(Page and application data records)

################

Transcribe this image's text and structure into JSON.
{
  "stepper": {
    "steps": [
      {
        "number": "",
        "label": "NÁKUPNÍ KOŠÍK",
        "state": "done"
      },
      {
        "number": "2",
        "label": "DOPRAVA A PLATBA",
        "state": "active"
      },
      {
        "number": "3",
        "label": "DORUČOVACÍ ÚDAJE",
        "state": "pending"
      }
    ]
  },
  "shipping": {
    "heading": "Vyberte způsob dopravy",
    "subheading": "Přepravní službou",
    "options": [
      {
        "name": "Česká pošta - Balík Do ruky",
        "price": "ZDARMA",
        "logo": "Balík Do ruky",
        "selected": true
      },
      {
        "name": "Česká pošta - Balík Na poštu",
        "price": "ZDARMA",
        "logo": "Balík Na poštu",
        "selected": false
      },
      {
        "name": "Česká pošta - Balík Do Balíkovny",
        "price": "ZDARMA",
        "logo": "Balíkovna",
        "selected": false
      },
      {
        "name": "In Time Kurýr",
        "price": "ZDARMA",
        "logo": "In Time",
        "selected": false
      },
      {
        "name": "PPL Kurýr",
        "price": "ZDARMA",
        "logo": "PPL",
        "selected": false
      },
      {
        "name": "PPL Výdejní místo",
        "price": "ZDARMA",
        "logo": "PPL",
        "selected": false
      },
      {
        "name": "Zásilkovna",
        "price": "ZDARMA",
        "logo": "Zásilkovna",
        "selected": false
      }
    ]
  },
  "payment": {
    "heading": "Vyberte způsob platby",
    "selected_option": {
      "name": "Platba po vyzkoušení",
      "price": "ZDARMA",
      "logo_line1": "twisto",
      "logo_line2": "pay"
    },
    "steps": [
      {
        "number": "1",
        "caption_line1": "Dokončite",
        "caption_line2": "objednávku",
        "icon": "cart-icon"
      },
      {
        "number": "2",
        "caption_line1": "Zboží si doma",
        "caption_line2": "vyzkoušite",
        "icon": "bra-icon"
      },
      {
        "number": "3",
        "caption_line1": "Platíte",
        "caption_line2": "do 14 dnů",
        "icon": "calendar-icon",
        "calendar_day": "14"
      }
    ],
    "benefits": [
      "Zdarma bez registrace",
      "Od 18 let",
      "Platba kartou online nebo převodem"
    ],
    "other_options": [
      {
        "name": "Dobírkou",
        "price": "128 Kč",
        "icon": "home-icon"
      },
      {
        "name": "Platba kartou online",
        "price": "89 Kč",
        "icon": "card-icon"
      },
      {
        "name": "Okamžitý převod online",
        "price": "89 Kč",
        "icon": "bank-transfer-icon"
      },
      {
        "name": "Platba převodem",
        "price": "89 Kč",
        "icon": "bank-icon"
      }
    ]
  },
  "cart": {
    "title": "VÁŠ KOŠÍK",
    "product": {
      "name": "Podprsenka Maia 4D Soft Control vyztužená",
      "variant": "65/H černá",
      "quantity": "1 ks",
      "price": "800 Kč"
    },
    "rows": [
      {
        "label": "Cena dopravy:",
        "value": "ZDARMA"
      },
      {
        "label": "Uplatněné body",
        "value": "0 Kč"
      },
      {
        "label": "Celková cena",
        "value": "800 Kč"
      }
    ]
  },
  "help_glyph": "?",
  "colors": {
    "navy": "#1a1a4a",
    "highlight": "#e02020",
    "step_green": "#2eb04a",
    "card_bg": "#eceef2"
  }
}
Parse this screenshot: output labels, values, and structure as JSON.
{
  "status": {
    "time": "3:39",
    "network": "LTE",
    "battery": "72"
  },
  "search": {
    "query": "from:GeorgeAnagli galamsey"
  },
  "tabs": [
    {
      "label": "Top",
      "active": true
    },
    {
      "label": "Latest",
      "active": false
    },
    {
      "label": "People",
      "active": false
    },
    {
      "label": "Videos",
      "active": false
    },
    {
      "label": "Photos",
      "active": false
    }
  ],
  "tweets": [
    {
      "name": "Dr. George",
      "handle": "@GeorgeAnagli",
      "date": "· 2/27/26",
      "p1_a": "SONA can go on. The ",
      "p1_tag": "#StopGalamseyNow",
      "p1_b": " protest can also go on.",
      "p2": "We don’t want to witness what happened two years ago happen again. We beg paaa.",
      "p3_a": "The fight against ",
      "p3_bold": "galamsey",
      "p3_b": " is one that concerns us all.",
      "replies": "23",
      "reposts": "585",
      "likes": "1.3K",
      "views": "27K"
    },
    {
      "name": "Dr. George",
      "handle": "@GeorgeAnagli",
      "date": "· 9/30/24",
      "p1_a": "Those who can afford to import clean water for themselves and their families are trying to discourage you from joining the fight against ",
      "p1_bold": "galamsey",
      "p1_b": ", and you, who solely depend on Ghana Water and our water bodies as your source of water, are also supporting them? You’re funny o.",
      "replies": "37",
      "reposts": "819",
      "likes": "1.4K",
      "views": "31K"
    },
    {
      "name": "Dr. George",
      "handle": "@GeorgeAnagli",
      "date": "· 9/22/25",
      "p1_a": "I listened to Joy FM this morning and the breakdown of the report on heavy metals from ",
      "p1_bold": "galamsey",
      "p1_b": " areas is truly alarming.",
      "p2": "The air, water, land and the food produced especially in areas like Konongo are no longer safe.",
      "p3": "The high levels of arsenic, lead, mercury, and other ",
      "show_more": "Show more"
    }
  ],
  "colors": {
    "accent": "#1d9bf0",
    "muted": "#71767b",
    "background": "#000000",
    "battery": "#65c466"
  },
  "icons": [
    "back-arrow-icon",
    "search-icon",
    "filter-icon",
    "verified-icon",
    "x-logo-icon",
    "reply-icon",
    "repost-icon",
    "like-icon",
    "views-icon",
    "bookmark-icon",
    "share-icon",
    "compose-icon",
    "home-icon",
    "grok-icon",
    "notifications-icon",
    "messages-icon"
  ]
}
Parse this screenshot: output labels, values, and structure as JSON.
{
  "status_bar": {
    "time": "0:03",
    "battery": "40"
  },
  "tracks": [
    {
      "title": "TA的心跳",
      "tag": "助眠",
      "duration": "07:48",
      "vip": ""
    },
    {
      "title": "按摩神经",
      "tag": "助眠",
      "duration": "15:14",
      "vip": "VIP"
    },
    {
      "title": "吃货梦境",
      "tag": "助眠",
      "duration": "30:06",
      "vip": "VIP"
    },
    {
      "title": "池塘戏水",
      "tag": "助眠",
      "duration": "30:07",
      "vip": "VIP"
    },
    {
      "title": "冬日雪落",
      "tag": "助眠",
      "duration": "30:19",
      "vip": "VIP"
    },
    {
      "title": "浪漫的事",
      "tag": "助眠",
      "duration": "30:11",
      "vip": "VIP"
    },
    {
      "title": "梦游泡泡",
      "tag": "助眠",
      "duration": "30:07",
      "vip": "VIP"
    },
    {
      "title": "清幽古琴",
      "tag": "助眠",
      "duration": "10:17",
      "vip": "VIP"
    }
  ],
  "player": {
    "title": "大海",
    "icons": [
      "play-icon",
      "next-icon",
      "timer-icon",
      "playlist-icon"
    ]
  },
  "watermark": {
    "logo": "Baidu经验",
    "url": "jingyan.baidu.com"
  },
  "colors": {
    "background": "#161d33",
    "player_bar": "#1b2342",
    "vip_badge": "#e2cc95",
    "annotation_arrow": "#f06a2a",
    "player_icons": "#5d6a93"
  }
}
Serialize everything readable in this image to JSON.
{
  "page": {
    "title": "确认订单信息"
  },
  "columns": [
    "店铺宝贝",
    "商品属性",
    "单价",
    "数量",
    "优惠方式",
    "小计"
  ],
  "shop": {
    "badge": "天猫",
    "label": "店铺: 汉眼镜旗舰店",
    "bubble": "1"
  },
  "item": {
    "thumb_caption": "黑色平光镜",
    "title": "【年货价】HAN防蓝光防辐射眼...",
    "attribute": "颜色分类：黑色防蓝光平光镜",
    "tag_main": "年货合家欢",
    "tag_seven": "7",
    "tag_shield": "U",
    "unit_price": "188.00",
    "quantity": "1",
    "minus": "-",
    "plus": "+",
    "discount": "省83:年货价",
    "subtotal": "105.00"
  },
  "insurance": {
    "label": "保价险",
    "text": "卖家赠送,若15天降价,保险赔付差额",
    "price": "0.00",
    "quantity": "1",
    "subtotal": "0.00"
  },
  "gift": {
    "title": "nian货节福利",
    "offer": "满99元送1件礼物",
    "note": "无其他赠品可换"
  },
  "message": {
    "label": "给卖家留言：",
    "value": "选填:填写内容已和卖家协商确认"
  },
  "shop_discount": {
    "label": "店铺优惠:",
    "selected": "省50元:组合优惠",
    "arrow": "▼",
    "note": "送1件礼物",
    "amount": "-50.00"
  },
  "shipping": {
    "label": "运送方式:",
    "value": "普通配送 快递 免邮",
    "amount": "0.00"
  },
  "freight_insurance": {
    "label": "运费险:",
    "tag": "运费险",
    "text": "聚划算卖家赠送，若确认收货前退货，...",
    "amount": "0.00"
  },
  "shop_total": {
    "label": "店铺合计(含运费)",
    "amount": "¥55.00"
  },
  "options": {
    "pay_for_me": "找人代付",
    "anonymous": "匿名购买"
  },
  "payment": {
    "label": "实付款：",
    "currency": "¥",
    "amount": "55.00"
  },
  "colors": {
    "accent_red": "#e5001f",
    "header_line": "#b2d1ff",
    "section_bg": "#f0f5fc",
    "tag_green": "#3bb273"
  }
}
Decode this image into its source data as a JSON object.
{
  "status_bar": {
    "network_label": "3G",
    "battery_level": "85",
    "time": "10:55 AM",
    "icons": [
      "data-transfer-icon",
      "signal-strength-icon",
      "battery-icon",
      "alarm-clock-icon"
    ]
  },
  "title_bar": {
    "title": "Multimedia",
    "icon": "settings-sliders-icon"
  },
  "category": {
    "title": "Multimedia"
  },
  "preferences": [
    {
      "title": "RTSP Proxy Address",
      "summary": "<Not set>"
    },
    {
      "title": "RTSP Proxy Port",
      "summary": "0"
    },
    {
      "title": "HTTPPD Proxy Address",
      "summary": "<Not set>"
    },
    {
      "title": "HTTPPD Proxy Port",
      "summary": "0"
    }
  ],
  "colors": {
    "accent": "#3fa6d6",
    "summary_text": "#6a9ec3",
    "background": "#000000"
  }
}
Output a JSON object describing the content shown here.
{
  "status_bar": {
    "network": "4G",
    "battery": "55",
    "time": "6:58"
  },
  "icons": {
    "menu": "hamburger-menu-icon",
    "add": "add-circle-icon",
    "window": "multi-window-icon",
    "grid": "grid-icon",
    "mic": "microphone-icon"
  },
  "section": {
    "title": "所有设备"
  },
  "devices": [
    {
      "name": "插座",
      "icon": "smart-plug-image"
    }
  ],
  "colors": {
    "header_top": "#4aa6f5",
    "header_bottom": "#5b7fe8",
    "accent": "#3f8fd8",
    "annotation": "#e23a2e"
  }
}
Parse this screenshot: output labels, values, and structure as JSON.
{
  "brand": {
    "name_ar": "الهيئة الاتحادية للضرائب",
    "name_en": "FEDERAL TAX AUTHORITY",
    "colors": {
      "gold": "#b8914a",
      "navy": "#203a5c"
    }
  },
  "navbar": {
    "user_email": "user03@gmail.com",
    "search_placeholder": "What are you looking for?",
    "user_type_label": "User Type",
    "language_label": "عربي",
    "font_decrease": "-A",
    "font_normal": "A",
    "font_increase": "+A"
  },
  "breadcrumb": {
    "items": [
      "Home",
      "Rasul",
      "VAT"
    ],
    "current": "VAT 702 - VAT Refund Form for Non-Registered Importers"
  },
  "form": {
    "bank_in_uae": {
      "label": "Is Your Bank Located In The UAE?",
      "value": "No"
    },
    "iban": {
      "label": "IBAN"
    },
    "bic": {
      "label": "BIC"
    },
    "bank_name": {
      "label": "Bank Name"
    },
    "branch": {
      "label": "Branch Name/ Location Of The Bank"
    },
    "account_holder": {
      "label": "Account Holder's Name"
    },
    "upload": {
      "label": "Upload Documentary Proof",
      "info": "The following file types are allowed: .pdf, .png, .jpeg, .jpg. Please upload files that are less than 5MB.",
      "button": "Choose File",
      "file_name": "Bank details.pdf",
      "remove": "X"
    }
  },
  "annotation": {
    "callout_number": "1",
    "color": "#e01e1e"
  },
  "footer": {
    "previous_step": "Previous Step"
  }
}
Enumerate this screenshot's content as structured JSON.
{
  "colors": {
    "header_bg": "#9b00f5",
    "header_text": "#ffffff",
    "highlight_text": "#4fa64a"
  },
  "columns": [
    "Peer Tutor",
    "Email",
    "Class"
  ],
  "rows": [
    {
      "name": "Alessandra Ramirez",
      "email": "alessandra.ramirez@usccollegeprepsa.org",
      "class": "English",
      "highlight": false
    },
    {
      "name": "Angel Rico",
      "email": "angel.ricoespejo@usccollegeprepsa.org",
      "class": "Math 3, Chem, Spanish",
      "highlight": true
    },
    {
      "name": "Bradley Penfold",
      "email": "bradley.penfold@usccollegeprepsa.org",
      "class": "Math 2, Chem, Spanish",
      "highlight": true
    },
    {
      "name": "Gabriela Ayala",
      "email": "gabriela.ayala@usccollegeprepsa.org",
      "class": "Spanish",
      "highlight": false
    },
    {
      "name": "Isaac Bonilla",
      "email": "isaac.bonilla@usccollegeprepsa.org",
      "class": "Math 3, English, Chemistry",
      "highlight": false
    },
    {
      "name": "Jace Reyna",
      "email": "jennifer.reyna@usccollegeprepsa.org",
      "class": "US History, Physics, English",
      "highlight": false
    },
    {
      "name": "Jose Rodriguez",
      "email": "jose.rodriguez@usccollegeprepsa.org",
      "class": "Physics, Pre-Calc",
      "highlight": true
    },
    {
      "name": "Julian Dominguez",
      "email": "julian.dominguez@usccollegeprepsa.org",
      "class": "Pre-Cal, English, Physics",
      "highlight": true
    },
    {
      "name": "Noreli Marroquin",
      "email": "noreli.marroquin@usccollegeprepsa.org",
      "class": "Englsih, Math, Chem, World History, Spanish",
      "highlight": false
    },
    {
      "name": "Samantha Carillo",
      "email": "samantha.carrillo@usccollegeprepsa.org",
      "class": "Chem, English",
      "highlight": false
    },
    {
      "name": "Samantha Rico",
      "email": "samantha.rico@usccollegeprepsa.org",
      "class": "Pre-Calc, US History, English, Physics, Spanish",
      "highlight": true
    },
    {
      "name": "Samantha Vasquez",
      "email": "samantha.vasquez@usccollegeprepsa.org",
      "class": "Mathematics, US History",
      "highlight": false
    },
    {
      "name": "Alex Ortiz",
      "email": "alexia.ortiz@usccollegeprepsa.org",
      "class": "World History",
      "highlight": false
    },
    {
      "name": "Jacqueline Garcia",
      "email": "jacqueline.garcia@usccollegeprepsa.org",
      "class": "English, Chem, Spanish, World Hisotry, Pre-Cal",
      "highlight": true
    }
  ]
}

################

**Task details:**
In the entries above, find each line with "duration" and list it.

**Task result:**
      "duration": "07:48",
      "duration": "15:14",
      "duration": "30:06",
      "duration": "30:07",
      "duration": "30:19",
      "duration": "30:11",
      "duration": "30:07",
      "duration": "10:17",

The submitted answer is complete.